↓↓↓

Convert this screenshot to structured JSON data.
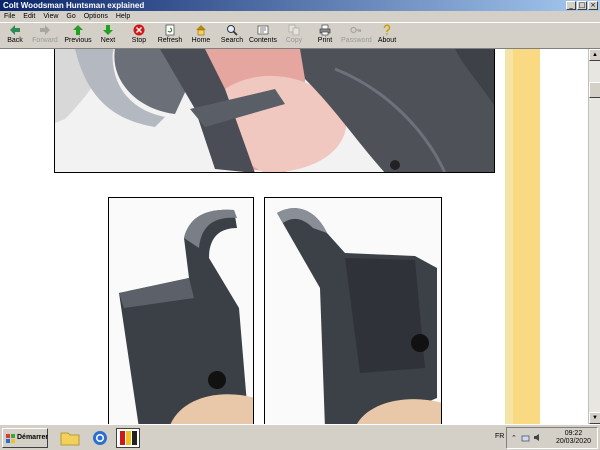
{
  "window": {
    "title": "Colt Woodsman Huntsman explained",
    "min_glyph": "_",
    "max_glyph": "□",
    "close_glyph": "×"
  },
  "menu": [
    "File",
    "Edit",
    "View",
    "Go",
    "Options",
    "Help"
  ],
  "toolbar": {
    "back": "Back",
    "forward": "Forward",
    "previous": "Previous",
    "next": "Next",
    "stop": "Stop",
    "refresh": "Refresh",
    "home": "Home",
    "search": "Search",
    "contents": "Contents",
    "copy": "Copy",
    "print": "Print",
    "password": "Password",
    "about": "About"
  },
  "taskbar": {
    "start_label": "Démarrer",
    "lang": "FR",
    "time": "09:22",
    "date": "20/03/2020"
  },
  "colors": {
    "title_start": "#0a246a",
    "title_end": "#a6caf0",
    "side_band": "#f9d981"
  }
}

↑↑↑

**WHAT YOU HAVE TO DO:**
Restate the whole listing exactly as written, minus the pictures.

**RESULT:**
Convert this screenshot to structured JSON data.
{
  "window": {
    "title": "Colt Woodsman Huntsman explained",
    "min_glyph": "_",
    "max_glyph": "□",
    "close_glyph": "×"
  },
  "menu": [
    "File",
    "Edit",
    "View",
    "Go",
    "Options",
    "Help"
  ],
  "toolbar": {
    "back": "Back",
    "forward": "Forward",
    "previous": "Previous",
    "next": "Next",
    "stop": "Stop",
    "refresh": "Refresh",
    "home": "Home",
    "search": "Search",
    "contents": "Contents",
    "copy": "Copy",
    "print": "Print",
    "password": "Password",
    "about": "About"
  },
  "taskbar": {
    "start_label": "Démarrer",
    "lang": "FR",
    "time": "09:22",
    "date": "20/03/2020"
  },
  "colors": {
    "title_start": "#0a246a",
    "title_end": "#a6caf0",
    "side_band": "#f9d981"
  }
}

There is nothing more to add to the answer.